A student was beaten and burnt to death Thursday by fellow students in northwestern Nigeria after she was accused of making a blasphemous social media post, witnesses and police said. AP
Blasphemy is highly sensitive in Africa's most populous country, which is almost equally divided between the mostly Christian south and the mostly Muslim north. Intercommunal tensions often flare up.
Late on Friday, a mob set homes and shops on fire in the town of Warji, 100 kilometres (62 miles) from the state capital, Bauchi, following "a blasphemous message posted on social media by one Rhoda Jatau," said Bauchi State police spokesman Ahmed Mohammed Wakili in a statement.
"Some irate youths set six houses and seven shops ablaze, while some score of persons were injured," said Wakili.
The deployment of policemen from Bauchi brought the situation under control and a police investigation into the incident is ongoing, Wakili said.
"The area is calm for now."
According to Warji residents, the mob became enraged when they could not get Jatau, a female medical worker, who was whisked away to safety by people in her neighbourhood.
Religious tensions have been highlighted this month after Deborah Samuel, a Christian student in the northern city of Sokoto, was stoned to death and her body burnt by a mob of Muslim students of the college after she made a post on social media they said insulted Prophet Muhammad.
Four days later, hundreds of Muslims demonstrated in the northeastern city of Maiduguri, lighting bonfires on the streets, calling for the death of a Christian woman for an allegedly blasphemous online post.
The crowd was dispersed by the police and some protesters were arrested, according to sources.

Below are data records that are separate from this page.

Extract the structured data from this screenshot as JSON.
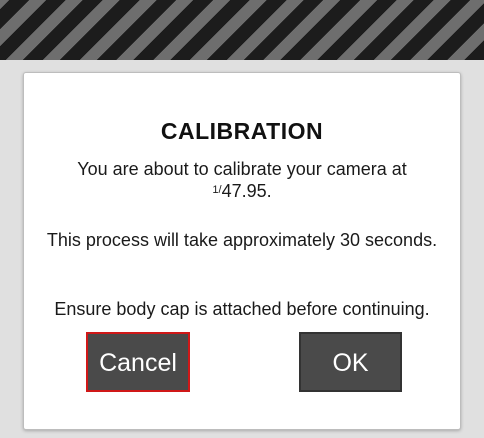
{
  "dialog": {
    "title": "CALIBRATION",
    "message_line1": "You are about to calibrate your camera at",
    "shutter_numerator": "1/",
    "shutter_denominator": "47.95.",
    "message_line2": "This process will take approximately 30 seconds.",
    "message_line3": "Ensure body cap is attached before continuing.",
    "cancel_label": "Cancel",
    "ok_label": "OK"
  },
  "colors": {
    "cancel_focus_border": "#d01818",
    "button_bg": "#4a4a4a",
    "header_stripe_dark": "#1c1c1c",
    "header_stripe_light": "#6e6e6e"
  }
}
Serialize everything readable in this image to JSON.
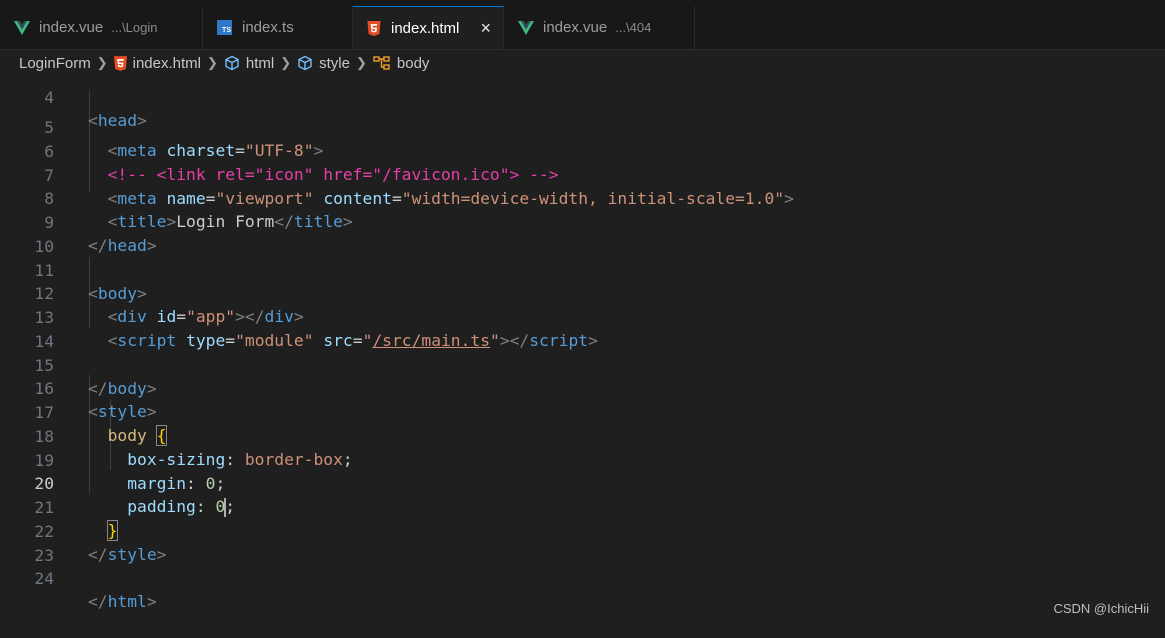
{
  "tabs": [
    {
      "label": "index.vue",
      "desc": "...\\Login",
      "icon": "vue-icon",
      "active": false
    },
    {
      "label": "index.ts",
      "desc": "",
      "icon": "typescript-icon",
      "active": false
    },
    {
      "label": "index.html",
      "desc": "",
      "icon": "html-icon",
      "active": true,
      "close": "×"
    },
    {
      "label": "index.vue",
      "desc": "...\\404",
      "icon": "vue-icon",
      "active": false
    }
  ],
  "breadcrumb": {
    "folder": "LoginForm",
    "file": "index.html",
    "html": "html",
    "style": "style",
    "body": "body"
  },
  "code": {
    "lines": {
      "l4": "4",
      "l5": "5",
      "l6": "6",
      "l7": "7",
      "l8": "8",
      "l9": "9",
      "l10": "10",
      "l11": "11",
      "l12": "12",
      "l13": "13",
      "l14": "14",
      "l15": "15",
      "l16": "16",
      "l17": "17",
      "l18": "18",
      "l19": "19",
      "l20": "20",
      "l21": "21",
      "l22": "22",
      "l23": "23",
      "l24": "24"
    },
    "t": {
      "head": "head",
      "meta": "meta",
      "title": "title",
      "body": "body",
      "div": "div",
      "script": "script",
      "style": "style",
      "html": "html",
      "charset": "charset",
      "name": "name",
      "content": "content",
      "id": "id",
      "type": "type",
      "src": "src",
      "utf8": "\"UTF-8\"",
      "viewport": "\"viewport\"",
      "viewport_content": "\"width=device-width, initial-scale=1.0\"",
      "app": "\"app\"",
      "module": "\"module\"",
      "q": "\"",
      "main_path": "/src/main.ts",
      "title_text": "Login Form",
      "comment": "<!-- <link rel=\"icon\" href=\"/favicon.ico\"> -->",
      "sel_body": "body",
      "p_boxsizing": "box-sizing",
      "v_borderbox": "border-box",
      "p_margin": "margin",
      "p_padding": "padding",
      "zero": "0"
    }
  },
  "watermark": "CSDN @IchicHii",
  "colors": {
    "accent": "#0078d4",
    "tag": "#569cd6",
    "attribute": "#9cdcfe",
    "string": "#ce9178",
    "comment": "#e53fa8"
  }
}
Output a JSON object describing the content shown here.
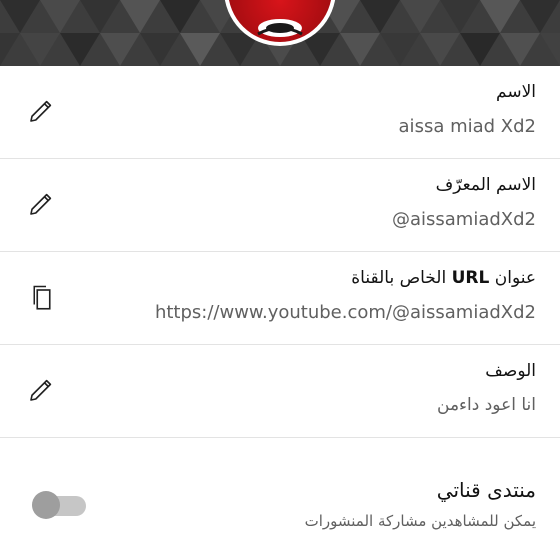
{
  "fields": {
    "name": {
      "label": "الاسم",
      "value": "aissa miad Xd2",
      "icon": "pencil-icon"
    },
    "handle": {
      "label": "الاسم المعرّف",
      "value": "@aissamiadXd2",
      "icon": "pencil-icon"
    },
    "url": {
      "label_prefix": "عنوان ",
      "label_url": "URL",
      "label_suffix": " الخاص بالقناة",
      "value": "https://www.youtube.com/@aissamiadXd2",
      "icon": "copy-icon"
    },
    "description": {
      "label": "الوصف",
      "value": "انا اعود داءمن",
      "icon": "pencil-icon"
    }
  },
  "forum": {
    "title": "منتدى قناتي",
    "subtitle": "يمكن للمشاهدين مشاركة المنشورات",
    "enabled": false
  },
  "colors": {
    "banner": "#3a3a3a",
    "avatar_red": "#d8141a",
    "text_primary": "#121212",
    "text_secondary": "#606060",
    "divider": "#e3e3e3"
  }
}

Blasphemy in Islam carries the death penalty under the Muslim Sharia law which operates alongside common law in northern Nigeria. But in some cases the accused are killed by mobs without going through the legal process.